Vision Therapy for the Eyes and Brain
Good eyesight requires a person’s eyes and brain, along with the complex visual pathways connecting them, to all work together as a team. When they don’t, even someone with 20/20 eyesight can have difficulty processing visual information, and their performance at work, school or play suffers as a result. When a patient’s vision problems cannot be corrected with eyeglasses or contact lenses, Vision Therapy is sometimes prescribed.
What is Vision Therapy?
Vision Therapy is a supervised program of eye exercises along with other activities specifically tailored for each patient to improve visual-processing and visual-motor skills. Vision Therapy usually consists of office visits combined with at-home activities.
Under the supervision of Dr. Pinkerton and a specially trained vision therapist, patients use optical devices (prisms, lenses, filters, occluders) and other equipment to retrain the muscles that control their eyes in order to make eye movements easier and more efficient. In addition, Vision Therapy can redirect visual pathways between the eyes and brain as the patient learns how to correctly process the visual information the brain receives from the eyes.
Vision Therapy is not the same as self-help programs that claim to reduce refractive errors (the cause of nearsightedness and farsightedness) and the need for glasses. Vision Therapy is approved by the American Optometric Association for treating non-refractive vision problems, and there are many scientific studies that demonstrate its effectiveness. (Visit our Research page for links to summaries and articles.)
Visual and neuromuscular skills addressed in Vision Therapy include:
- Eye tracking — the ability to follow a moving object (such as a flying bird) or a line of text in a book.
- Fixation — the ability to locate and look at an object.
- Focusing — the ability to make an object clear, and to switch focus from near to far and back again.
- Binocularity — using both eyes together, simultaneously and in equal partnership, so the brain can fuse the visual input from each eye into a single, three-dimensional image.
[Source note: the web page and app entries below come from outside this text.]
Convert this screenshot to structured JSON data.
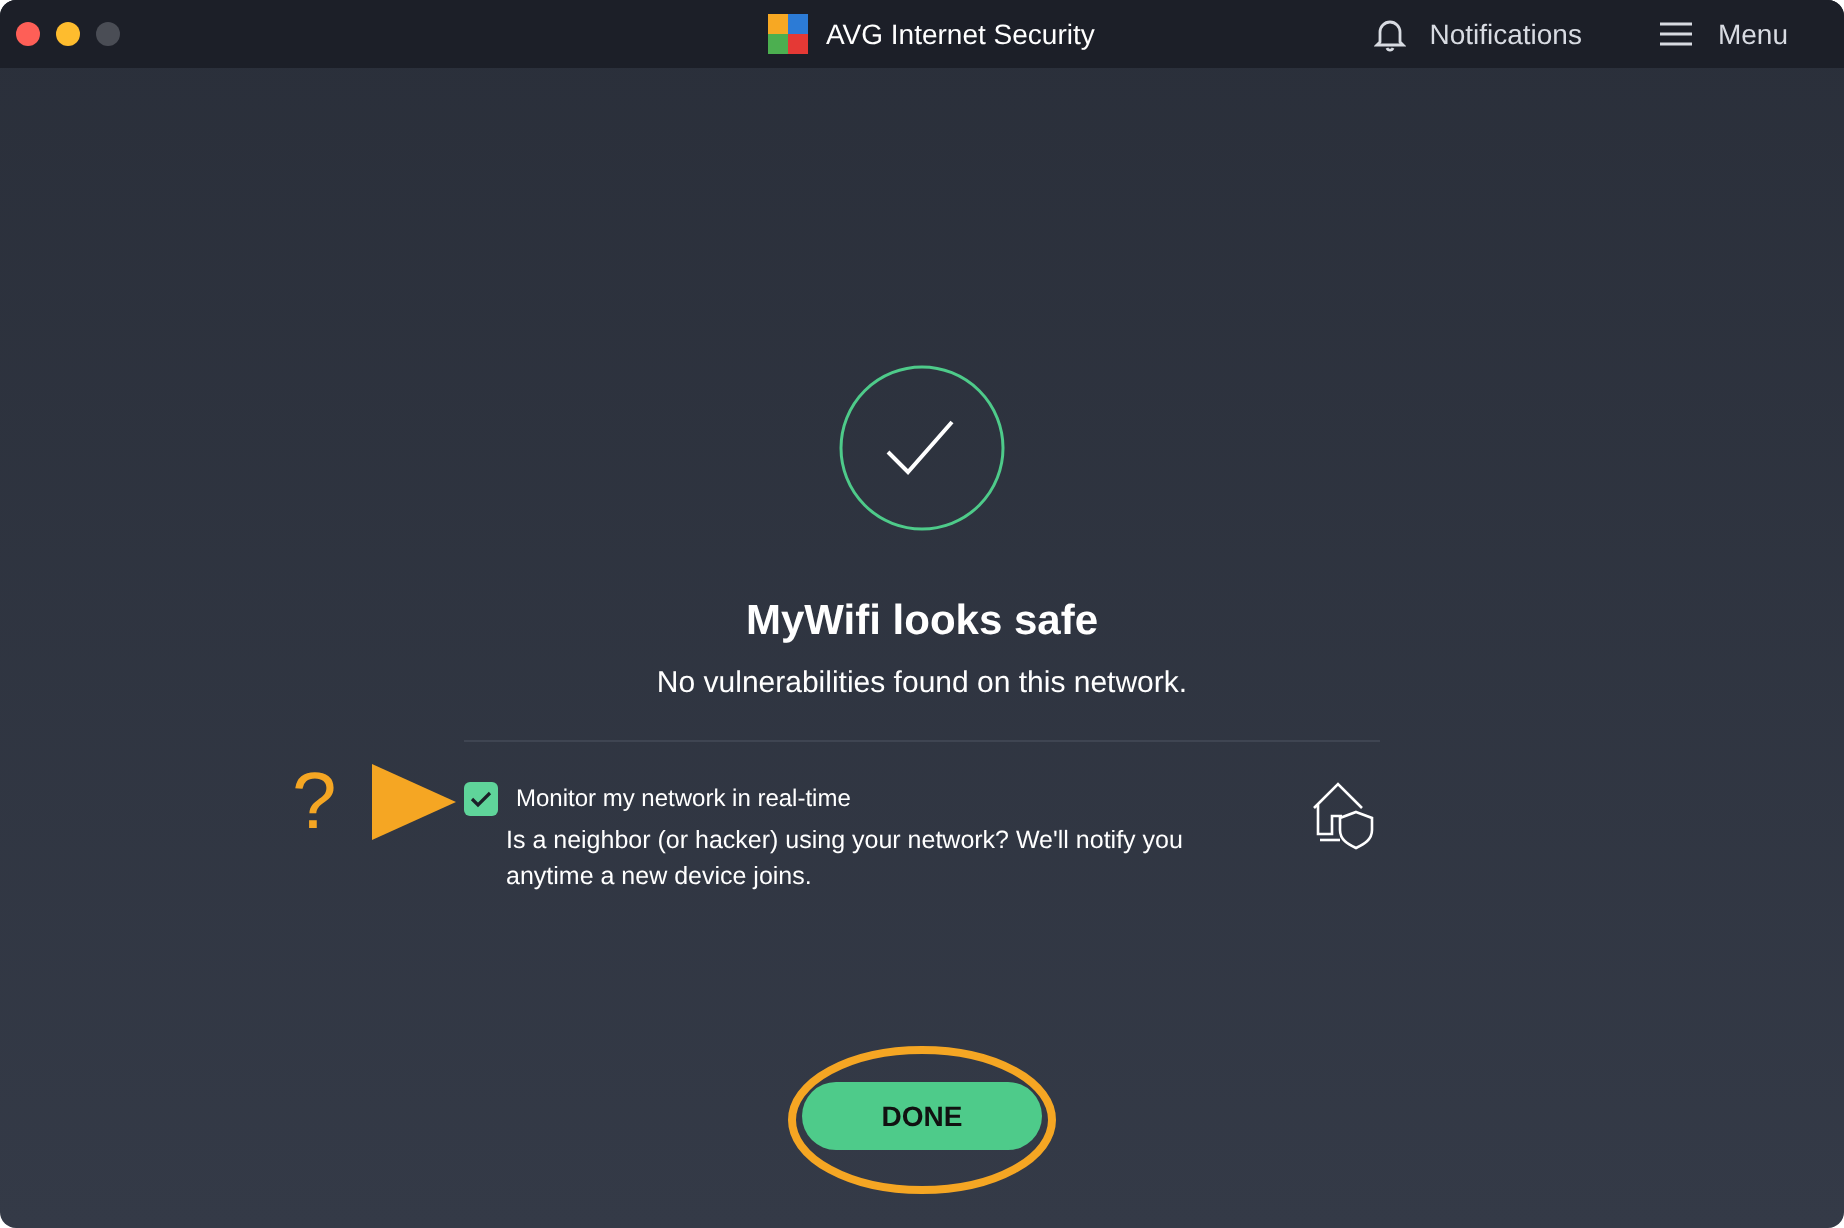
{
  "window": {
    "title": "AVG Internet Security"
  },
  "header": {
    "notifications": "Notifications",
    "menu": "Menu"
  },
  "result": {
    "title": "MyWifi looks safe",
    "subtitle": "No vulnerabilities found on this network."
  },
  "option": {
    "label": "Monitor my network in real-time",
    "checked": true,
    "description": "Is a neighbor (or hacker) using your network? We'll notify you anytime a new device joins."
  },
  "annotation": {
    "mark": "?"
  },
  "done_button": "DONE"
}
- Visual perceptual skills — identifying and understanding what is seen; judging its importance; and associating it with previous visual information stored in the brain.
- Visual-motor integration — eye-hand coordination and body awareness.
When the eyes move, align, fixate and focus together as a team, learning and schoolwork becomes easier; reading level and speed increases; the ability to follow moving objects improves; the ability to shift focus from near to far improves; and visualizing images in the mind becomes easier.
Who Benefits from Vision Therapy?
Vision Therapy is often prescribed instead of, or in addition to, surgery or patching to treat strabismus (crossed eye) or amblyopia (“lazy” eye).
Victims of head trauma, brain injury and stroke can benefit from Vision Therapy as part of their rehabilitation.
And Vision Therapy is also used to make good vision even better; for example, we work with athletes to develop individualized sports vision therapy programs to improve eye-hand coordination, reaction time, peripheral awareness, eye teaming, binocularity, focusing and tracking.
Our Vision Therapy “graduates” have ranged from age 3 on up to 55. The majority of our Vision Therapy patients are schoolchildren whose visual problems led to learning difficulties. Sadly, many kids are mistakenly diagnosed with attention-deficit and/or hyperactivity disorders, learning disabilities, or development delays when in fact they have untreated visual problems that cause similar symptoms. It’s important to note that a child who is struggling in school could have a learning-related vision problem, a learning disability or both. While Vision Therapy is a highly effective treatment for vision problems, it does not correct a learning disability. However, children with learning disabilities may also have vision problems that are contributing to their difficulties in the classroom, and treating the visual problems can go a long way toward improving their self-esteem, school performance and future prospects.
To find out if a patient might benefit from Vision Therapy, Dr. Pinkerton conducts a functional eye exam, which includes all the tests performed in a routine eye exam plus additional tests to detect non-refractive vision problems. These extra tests may include assessments of eye focusing, eye teaming and eye movement abilities (also called accommodation, binocular vision and ocular motility testing).
For More Information
For an overview of Vision Therapy as described by Dr. Pinkerton, click here. To read about successful graduates of our Vision Therapy program, please visit our Testimonials page and the success stories on our blog. You might also enjoy this parent-produced video, which won the College of Optometrists in Vision Development’s 2011 Visions of Hope contest (providing patients with an opportunity to share their successes).
For scientific support of the safety and efficacy of Vision Therapy, please see our Research page; the Research and White Papers compiled by the College of Optometrists in Vision Development; and the research bibliography on the Optometrists Network’s Vision Therapy Studies page. Optometrists Network and www.visiontherapy.org was founded by Rachel Cooper, who was diagnosed as a child with “untreatable” lazy eye; as an adult, she underwent Vision Therapy and gained the ability to use both eyes together to experience binocular vision.